= Beginning of Section =
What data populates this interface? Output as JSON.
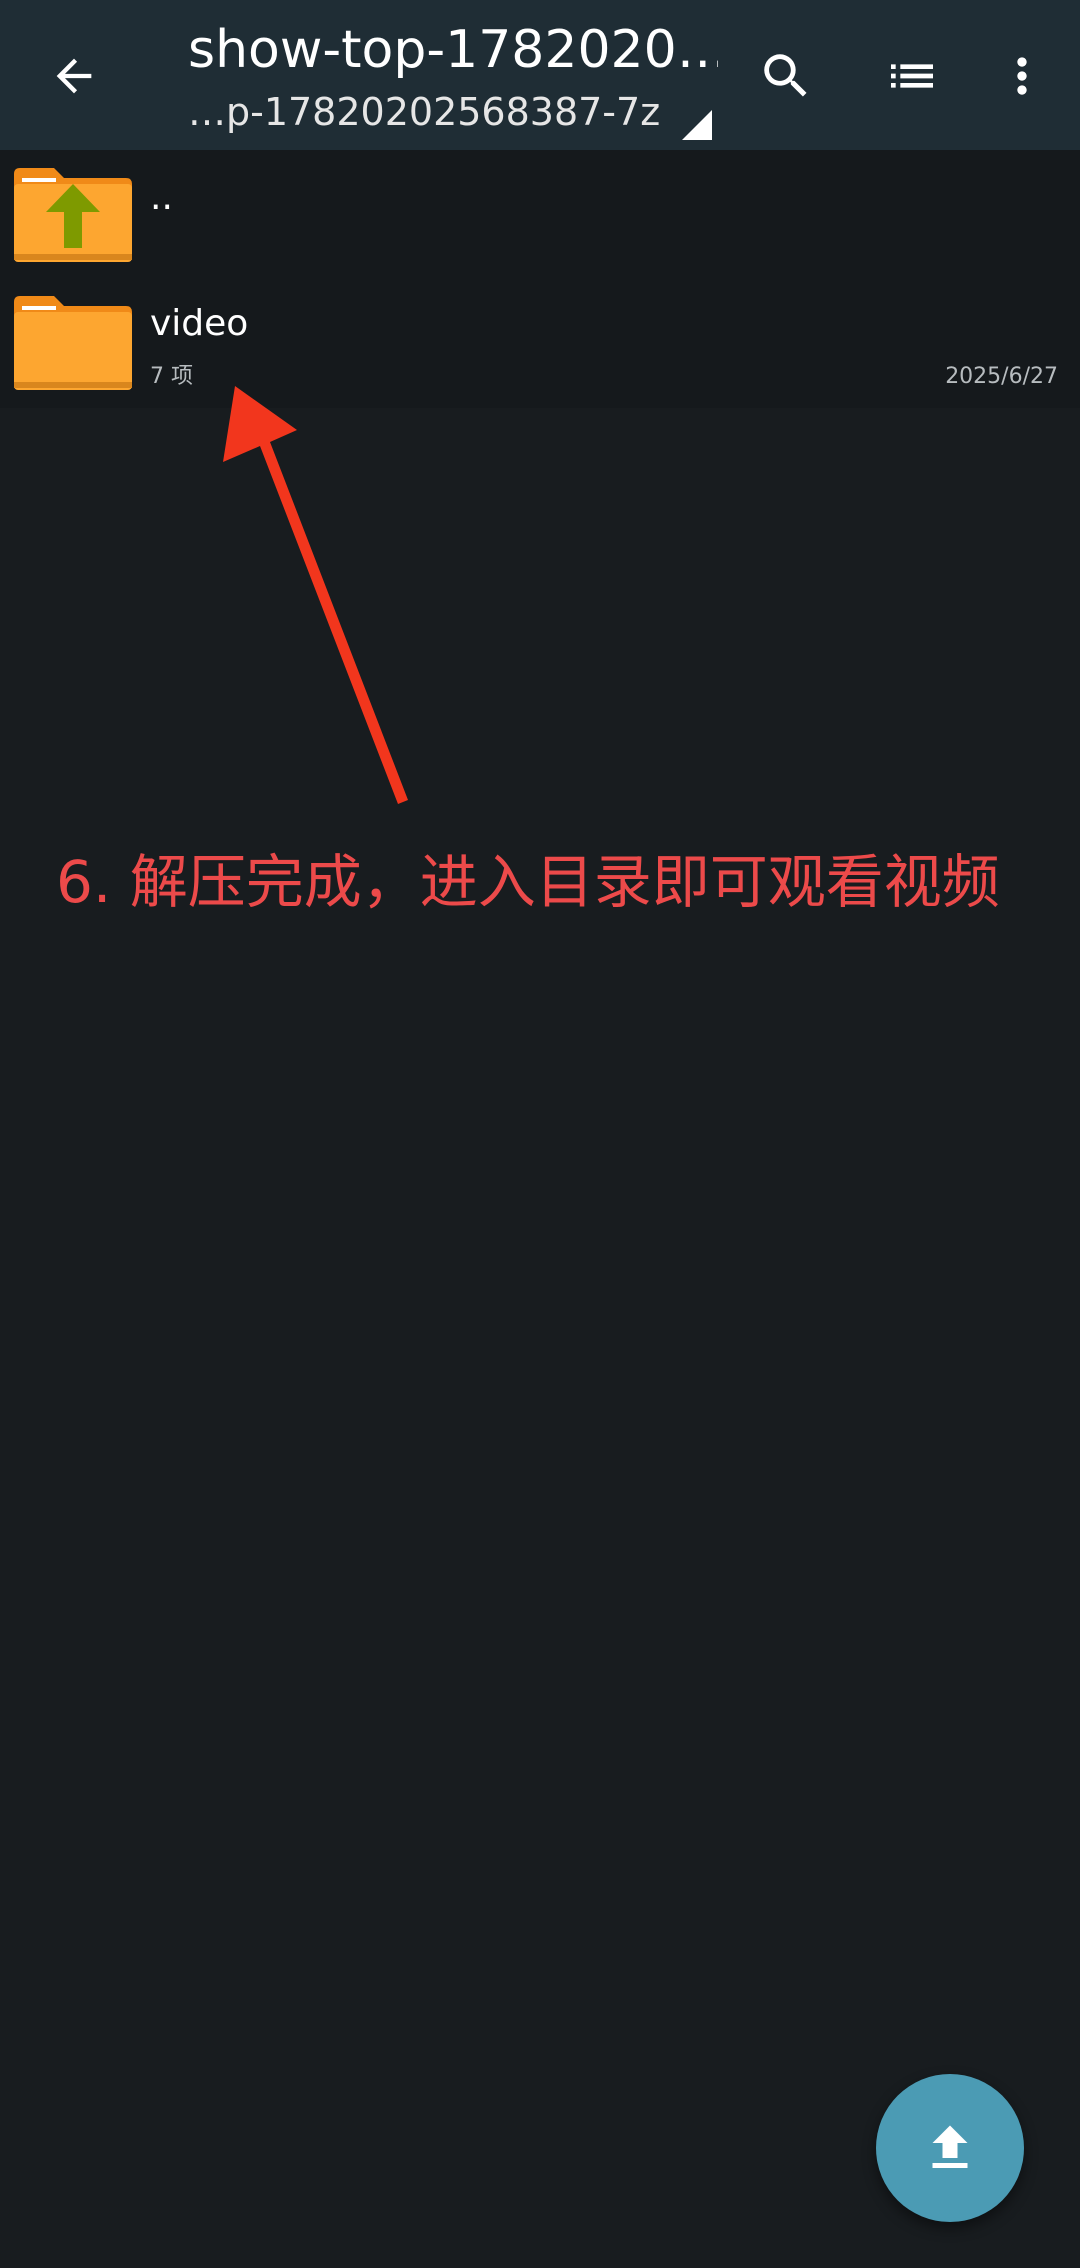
{
  "appbar": {
    "title": "show-top-1782020…",
    "subtitle": "…p-17820202568387-7z"
  },
  "icons": {
    "back": "back-arrow-icon",
    "search": "search-icon",
    "list": "list-view-icon",
    "more": "more-vert-icon",
    "folder_up": "folder-up-icon",
    "folder": "folder-icon",
    "upload": "upload-icon"
  },
  "files": [
    {
      "name": "..",
      "meta": "",
      "date": ""
    },
    {
      "name": "video",
      "meta": "7 项",
      "date": "2025/6/27"
    }
  ],
  "annotation": {
    "text": "6. 解压完成，进入目录即可观看视频",
    "color": "#ec4a4a"
  },
  "colors": {
    "appbar": "#1f2d35",
    "background": "#181c1f",
    "folder": "#fda630",
    "folder_dark": "#f08a18",
    "up_arrow": "#7e9a00",
    "fab": "#4b9bb4"
  }
}
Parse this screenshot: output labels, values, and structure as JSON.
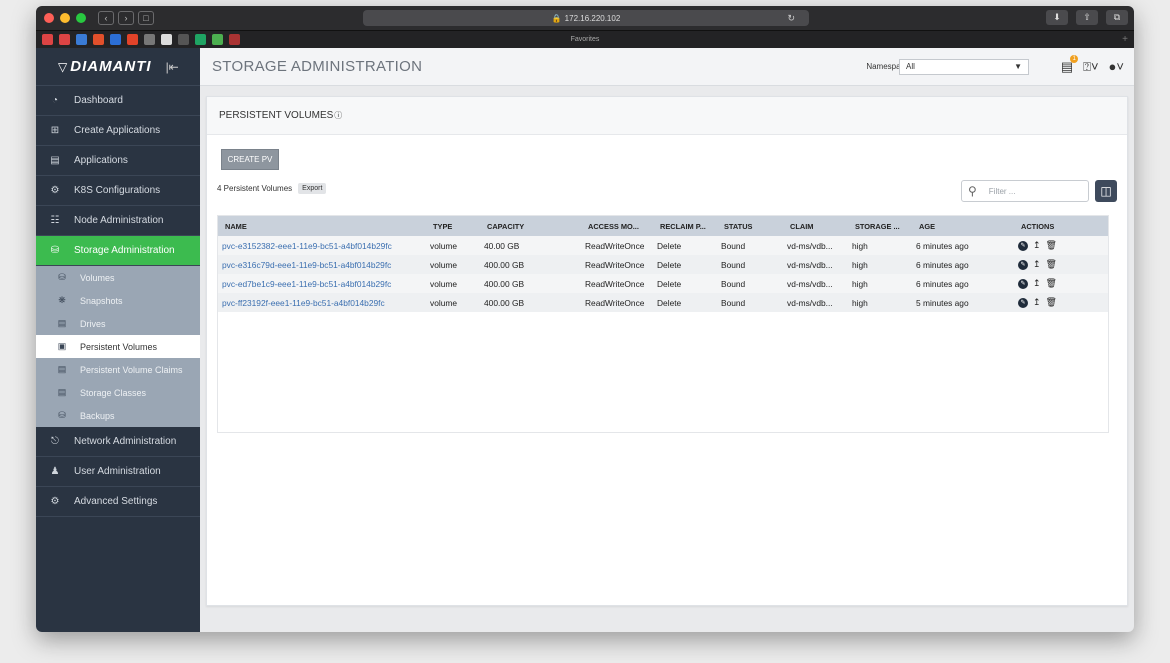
{
  "browser": {
    "url": "172.16.220.102",
    "favorites_label": "Favorites"
  },
  "brand": {
    "name": "DIAMANTI"
  },
  "sidebar": {
    "items": [
      {
        "label": "Dashboard",
        "icon": "dashboard-icon"
      },
      {
        "label": "Create Applications",
        "icon": "plus-square-icon"
      },
      {
        "label": "Applications",
        "icon": "list-icon"
      },
      {
        "label": "K8S Configurations",
        "icon": "kubernetes-icon"
      },
      {
        "label": "Node Administration",
        "icon": "server-icon"
      },
      {
        "label": "Storage Administration",
        "icon": "database-icon",
        "active": true
      }
    ],
    "sub_items": [
      {
        "label": "Volumes",
        "icon": "volume-icon"
      },
      {
        "label": "Snapshots",
        "icon": "snapshot-icon"
      },
      {
        "label": "Drives",
        "icon": "drive-icon"
      },
      {
        "label": "Persistent Volumes",
        "icon": "persistent-volume-icon",
        "active": true
      },
      {
        "label": "Persistent Volume Claims",
        "icon": "pvc-icon"
      },
      {
        "label": "Storage Classes",
        "icon": "storage-class-icon"
      },
      {
        "label": "Backups",
        "icon": "backup-icon"
      }
    ],
    "items_after": [
      {
        "label": "Network Administration",
        "icon": "network-icon"
      },
      {
        "label": "User Administration",
        "icon": "users-icon"
      },
      {
        "label": "Advanced Settings",
        "icon": "settings-icon"
      }
    ]
  },
  "header": {
    "title": "STORAGE ADMINISTRATION",
    "namespace_label": "Namespace",
    "namespace_value": "All",
    "notification_count": "1"
  },
  "main": {
    "section_title": "PERSISTENT VOLUMES",
    "create_button": "CREATE PV",
    "count_text": "4 Persistent Volumes",
    "export_label": "Export",
    "filter_placeholder": "Filter ...",
    "columns": [
      "NAME",
      "TYPE",
      "CAPACITY",
      "ACCESS MO...",
      "RECLAIM P...",
      "STATUS",
      "CLAIM",
      "STORAGE ...",
      "AGE",
      "ACTIONS"
    ],
    "rows": [
      {
        "name": "pvc-e3152382-eee1-11e9-bc51-a4bf014b29fc",
        "type": "volume",
        "capacity": "40.00 GB",
        "access": "ReadWriteOnce",
        "reclaim": "Delete",
        "status": "Bound",
        "claim": "vd-ms/vdb...",
        "storage": "high",
        "age": "6 minutes ago"
      },
      {
        "name": "pvc-e316c79d-eee1-11e9-bc51-a4bf014b29fc",
        "type": "volume",
        "capacity": "400.00 GB",
        "access": "ReadWriteOnce",
        "reclaim": "Delete",
        "status": "Bound",
        "claim": "vd-ms/vdb...",
        "storage": "high",
        "age": "6 minutes ago"
      },
      {
        "name": "pvc-ed7be1c9-eee1-11e9-bc51-a4bf014b29fc",
        "type": "volume",
        "capacity": "400.00 GB",
        "access": "ReadWriteOnce",
        "reclaim": "Delete",
        "status": "Bound",
        "claim": "vd-ms/vdb...",
        "storage": "high",
        "age": "6 minutes ago"
      },
      {
        "name": "pvc-ff23192f-eee1-11e9-bc51-a4bf014b29fc",
        "type": "volume",
        "capacity": "400.00 GB",
        "access": "ReadWriteOnce",
        "reclaim": "Delete",
        "status": "Bound",
        "claim": "vd-ms/vdb...",
        "storage": "high",
        "age": "5 minutes ago"
      }
    ]
  },
  "colors": {
    "sidebar_bg": "#2a3442",
    "active_green": "#3cbb4f",
    "link_blue": "#3b6fb0"
  }
}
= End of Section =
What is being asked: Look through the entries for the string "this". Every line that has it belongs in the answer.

Task solution:
What data populates this interface? Output as JSON.
Parse this screenshot: output labels, values, and structure as JSON.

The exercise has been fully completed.